Your assignment: Go through the material below and tally every line with the string "JSON". Reply with the number only.
BEGIN
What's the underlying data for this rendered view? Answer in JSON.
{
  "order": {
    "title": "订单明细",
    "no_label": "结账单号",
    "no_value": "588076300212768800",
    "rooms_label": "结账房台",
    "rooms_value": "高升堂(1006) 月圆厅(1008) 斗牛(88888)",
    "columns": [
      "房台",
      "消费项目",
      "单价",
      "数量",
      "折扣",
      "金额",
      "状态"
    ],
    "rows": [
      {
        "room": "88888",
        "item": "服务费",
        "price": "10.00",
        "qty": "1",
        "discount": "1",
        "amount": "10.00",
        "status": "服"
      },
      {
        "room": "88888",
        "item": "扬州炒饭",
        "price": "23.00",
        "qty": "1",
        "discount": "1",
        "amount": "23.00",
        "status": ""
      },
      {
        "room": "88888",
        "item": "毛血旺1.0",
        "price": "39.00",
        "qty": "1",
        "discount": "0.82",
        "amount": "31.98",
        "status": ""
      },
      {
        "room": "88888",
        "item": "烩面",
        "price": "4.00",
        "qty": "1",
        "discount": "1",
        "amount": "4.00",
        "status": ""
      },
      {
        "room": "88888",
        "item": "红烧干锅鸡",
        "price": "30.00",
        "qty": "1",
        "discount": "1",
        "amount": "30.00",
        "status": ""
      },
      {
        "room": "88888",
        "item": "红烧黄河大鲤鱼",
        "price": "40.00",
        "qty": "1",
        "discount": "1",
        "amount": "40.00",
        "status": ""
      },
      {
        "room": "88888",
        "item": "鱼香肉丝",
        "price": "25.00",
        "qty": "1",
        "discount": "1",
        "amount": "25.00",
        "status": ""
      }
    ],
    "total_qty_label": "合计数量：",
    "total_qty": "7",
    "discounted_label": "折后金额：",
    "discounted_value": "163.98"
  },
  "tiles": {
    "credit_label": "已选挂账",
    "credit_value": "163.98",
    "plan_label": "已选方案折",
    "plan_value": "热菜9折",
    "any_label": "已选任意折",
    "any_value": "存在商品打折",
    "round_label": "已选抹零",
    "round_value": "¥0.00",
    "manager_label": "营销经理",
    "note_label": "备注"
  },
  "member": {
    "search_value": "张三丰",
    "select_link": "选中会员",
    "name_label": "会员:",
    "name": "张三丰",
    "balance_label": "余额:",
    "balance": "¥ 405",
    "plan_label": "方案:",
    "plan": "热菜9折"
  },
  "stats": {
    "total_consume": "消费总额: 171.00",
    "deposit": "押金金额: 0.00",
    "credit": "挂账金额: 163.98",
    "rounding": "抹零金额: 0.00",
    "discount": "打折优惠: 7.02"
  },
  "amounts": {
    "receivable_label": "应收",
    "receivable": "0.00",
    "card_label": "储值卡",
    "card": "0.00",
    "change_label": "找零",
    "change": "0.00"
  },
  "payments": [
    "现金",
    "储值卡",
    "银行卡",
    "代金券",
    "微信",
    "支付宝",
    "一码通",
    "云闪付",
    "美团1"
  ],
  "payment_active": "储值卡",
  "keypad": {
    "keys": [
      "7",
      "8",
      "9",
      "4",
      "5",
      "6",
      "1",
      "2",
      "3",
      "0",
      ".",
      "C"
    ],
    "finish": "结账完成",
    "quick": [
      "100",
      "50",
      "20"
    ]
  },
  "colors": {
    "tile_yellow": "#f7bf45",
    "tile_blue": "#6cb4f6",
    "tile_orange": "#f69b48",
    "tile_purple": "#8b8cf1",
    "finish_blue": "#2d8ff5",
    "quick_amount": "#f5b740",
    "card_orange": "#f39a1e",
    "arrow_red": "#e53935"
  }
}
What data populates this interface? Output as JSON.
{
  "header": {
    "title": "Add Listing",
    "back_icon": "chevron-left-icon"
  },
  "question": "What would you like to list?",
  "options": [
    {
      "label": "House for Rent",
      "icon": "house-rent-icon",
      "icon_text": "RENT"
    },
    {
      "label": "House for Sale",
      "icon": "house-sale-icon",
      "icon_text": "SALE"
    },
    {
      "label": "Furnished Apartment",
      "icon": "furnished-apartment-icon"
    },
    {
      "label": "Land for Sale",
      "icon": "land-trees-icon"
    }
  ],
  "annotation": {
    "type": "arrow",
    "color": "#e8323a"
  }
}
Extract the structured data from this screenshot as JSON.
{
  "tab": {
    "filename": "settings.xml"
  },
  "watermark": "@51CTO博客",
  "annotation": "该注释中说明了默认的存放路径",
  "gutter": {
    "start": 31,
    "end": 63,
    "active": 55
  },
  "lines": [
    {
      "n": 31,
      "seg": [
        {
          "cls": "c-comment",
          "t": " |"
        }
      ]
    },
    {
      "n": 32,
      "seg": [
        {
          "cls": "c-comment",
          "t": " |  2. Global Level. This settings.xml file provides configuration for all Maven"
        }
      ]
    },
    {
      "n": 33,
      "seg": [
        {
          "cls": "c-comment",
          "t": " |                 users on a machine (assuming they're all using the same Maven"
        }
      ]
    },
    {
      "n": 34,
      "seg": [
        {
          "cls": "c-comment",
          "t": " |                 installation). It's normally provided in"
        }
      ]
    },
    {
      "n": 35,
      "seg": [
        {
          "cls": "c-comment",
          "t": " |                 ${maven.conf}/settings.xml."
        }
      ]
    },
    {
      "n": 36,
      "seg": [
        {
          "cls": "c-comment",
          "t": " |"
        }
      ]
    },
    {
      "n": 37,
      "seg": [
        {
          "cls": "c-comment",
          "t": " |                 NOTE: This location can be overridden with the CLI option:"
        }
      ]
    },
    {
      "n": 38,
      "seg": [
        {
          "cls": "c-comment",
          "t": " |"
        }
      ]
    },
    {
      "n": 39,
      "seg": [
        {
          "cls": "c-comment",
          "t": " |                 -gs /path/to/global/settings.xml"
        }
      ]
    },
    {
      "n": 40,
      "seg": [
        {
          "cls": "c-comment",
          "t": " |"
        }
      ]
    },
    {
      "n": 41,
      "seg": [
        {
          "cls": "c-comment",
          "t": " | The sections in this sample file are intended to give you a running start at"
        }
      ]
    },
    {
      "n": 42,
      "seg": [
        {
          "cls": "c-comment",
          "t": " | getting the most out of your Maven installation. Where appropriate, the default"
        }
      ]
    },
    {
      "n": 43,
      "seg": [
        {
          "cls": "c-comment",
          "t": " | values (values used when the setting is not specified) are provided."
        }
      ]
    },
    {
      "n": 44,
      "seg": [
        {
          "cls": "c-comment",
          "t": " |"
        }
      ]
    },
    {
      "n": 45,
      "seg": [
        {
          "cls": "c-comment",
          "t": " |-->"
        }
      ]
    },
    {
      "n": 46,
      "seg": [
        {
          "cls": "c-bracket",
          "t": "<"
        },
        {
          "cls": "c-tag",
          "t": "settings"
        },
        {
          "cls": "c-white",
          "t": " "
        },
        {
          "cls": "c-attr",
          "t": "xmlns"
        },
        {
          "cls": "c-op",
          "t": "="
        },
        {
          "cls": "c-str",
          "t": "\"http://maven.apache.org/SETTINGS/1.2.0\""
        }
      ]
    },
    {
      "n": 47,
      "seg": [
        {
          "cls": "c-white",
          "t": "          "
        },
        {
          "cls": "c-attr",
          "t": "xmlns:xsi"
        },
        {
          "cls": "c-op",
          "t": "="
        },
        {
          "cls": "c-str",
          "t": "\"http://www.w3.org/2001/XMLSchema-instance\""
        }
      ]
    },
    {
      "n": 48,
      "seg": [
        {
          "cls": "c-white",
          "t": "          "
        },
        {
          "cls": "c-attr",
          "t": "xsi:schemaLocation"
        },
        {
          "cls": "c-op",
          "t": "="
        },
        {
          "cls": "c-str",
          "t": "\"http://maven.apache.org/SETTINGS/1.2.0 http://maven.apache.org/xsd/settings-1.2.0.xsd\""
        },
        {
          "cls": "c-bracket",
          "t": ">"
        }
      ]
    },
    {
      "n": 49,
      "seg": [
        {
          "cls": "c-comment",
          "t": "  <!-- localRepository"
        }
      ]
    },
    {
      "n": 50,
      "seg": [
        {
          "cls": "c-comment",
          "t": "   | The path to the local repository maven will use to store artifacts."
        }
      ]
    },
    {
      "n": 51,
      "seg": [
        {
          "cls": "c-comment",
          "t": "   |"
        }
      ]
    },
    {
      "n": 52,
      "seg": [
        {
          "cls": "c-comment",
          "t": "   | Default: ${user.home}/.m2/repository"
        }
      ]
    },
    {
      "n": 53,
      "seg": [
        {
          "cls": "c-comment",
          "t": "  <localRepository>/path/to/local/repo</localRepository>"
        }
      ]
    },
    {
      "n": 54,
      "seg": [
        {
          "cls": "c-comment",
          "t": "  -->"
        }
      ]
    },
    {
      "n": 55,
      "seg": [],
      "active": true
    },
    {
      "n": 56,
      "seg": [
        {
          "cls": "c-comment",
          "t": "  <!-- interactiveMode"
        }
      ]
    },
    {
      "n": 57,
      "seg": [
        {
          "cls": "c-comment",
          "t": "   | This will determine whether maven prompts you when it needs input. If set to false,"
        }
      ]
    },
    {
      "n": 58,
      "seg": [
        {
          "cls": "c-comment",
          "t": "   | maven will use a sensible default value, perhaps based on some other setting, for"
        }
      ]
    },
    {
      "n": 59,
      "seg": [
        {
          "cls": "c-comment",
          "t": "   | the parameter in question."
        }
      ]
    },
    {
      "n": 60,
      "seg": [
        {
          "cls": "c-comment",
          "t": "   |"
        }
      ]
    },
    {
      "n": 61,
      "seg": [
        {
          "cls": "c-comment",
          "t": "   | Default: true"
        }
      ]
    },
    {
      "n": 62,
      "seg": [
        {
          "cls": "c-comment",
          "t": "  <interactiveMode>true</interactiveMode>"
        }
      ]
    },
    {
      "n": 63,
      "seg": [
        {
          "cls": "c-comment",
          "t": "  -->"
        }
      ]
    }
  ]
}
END
Task output: 3